• **Data for the task**:
_ _ _ _ _

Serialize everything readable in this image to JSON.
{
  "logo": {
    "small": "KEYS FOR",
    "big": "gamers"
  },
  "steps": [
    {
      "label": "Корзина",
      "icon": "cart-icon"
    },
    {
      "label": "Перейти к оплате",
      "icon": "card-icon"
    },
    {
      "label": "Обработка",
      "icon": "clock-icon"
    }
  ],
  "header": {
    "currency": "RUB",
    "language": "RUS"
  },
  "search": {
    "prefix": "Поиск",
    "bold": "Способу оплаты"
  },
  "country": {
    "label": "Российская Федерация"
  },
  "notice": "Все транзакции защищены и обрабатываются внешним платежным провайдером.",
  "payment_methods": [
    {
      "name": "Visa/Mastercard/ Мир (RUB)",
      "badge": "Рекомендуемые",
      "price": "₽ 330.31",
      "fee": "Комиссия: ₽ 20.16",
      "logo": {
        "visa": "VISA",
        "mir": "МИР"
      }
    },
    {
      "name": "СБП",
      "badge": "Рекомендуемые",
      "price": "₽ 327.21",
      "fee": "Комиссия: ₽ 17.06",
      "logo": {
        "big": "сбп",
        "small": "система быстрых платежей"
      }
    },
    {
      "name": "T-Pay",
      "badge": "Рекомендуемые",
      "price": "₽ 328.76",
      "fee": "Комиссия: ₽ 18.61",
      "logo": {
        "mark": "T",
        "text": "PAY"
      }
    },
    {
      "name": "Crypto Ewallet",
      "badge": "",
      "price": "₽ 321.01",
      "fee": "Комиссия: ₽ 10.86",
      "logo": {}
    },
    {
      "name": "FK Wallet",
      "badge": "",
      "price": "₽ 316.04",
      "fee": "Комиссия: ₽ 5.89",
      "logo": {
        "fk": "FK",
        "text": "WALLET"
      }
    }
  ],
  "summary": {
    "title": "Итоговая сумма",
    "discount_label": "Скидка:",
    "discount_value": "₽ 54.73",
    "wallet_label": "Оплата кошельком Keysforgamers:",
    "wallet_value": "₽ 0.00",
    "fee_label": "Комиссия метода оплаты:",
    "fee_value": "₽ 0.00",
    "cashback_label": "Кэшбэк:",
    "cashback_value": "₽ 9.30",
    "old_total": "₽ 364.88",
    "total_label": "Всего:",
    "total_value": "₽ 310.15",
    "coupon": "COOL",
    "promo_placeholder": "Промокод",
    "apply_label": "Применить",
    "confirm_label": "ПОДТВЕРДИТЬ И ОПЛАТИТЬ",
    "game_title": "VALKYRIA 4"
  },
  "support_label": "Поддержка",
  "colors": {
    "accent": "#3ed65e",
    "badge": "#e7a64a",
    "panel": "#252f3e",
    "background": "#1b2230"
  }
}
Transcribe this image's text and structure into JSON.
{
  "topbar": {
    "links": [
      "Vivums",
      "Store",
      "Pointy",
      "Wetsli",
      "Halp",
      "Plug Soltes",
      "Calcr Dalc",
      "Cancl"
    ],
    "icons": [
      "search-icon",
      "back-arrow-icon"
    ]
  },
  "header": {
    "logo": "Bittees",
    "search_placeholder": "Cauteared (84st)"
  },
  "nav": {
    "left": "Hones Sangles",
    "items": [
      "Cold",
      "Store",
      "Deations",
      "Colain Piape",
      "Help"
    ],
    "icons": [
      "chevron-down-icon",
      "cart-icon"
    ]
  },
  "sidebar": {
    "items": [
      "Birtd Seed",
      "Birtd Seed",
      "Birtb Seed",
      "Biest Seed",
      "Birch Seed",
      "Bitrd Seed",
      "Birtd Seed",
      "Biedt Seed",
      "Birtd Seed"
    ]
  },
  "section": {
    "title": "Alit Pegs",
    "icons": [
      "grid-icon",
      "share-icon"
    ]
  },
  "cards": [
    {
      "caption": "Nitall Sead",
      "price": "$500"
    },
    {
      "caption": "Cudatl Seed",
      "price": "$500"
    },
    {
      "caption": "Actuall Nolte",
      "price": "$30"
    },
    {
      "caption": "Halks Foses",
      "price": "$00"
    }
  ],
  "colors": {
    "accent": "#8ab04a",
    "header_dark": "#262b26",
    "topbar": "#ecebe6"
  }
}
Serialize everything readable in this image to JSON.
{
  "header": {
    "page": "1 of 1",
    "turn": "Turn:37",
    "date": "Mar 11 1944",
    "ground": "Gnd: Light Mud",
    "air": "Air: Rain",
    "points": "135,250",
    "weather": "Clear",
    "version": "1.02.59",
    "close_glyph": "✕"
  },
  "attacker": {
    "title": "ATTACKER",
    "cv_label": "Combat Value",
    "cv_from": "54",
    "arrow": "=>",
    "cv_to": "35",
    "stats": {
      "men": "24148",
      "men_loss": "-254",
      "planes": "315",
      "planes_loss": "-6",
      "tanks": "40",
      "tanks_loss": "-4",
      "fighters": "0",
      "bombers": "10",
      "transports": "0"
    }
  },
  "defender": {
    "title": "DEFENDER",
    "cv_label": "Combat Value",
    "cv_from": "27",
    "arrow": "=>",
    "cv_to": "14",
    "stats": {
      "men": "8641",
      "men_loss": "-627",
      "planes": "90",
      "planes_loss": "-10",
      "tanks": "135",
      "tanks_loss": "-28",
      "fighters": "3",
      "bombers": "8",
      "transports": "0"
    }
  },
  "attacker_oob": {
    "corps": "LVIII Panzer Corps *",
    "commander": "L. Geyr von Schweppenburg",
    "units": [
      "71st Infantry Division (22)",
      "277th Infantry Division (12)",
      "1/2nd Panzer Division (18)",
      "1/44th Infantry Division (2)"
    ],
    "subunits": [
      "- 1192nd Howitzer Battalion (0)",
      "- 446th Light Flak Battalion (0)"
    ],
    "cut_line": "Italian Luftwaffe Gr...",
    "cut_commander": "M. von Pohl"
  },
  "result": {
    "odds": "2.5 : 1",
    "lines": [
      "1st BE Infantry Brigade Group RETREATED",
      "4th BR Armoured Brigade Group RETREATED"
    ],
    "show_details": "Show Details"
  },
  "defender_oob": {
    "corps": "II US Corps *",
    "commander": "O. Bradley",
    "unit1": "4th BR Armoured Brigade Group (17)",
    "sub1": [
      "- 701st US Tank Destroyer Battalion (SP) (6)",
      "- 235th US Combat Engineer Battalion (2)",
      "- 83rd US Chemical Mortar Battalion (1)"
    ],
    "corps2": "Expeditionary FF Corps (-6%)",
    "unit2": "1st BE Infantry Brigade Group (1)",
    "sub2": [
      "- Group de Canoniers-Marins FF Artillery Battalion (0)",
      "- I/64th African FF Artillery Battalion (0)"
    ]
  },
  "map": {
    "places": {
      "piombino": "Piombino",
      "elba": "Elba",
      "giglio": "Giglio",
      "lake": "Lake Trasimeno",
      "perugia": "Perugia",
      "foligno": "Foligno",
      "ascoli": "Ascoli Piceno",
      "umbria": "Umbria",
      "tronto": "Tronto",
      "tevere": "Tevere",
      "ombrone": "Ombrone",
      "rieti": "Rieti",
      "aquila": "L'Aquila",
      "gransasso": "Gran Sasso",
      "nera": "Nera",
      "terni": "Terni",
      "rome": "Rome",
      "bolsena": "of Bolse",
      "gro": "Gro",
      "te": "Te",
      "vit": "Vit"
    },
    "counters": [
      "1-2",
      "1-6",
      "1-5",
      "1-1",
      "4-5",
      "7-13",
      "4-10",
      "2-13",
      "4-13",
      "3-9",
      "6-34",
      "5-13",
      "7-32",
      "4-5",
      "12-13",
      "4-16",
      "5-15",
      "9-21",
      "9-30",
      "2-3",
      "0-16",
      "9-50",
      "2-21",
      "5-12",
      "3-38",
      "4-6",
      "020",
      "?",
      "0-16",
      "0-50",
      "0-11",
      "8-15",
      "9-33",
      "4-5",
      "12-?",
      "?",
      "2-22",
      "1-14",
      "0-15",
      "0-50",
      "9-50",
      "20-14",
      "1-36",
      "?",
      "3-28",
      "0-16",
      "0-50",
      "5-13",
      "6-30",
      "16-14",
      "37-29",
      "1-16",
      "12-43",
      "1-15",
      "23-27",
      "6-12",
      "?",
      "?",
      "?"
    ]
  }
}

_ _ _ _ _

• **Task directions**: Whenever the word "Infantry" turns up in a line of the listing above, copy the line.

• **Answer for the task**:
      "71st Infantry Division (22)",
      "277th Infantry Division (12)",
      "1/44th Infantry Division (2)"
      "1st BE Infantry Brigade Group RETREATED",
    "unit2": "1st BE Infantry Brigade Group (1)",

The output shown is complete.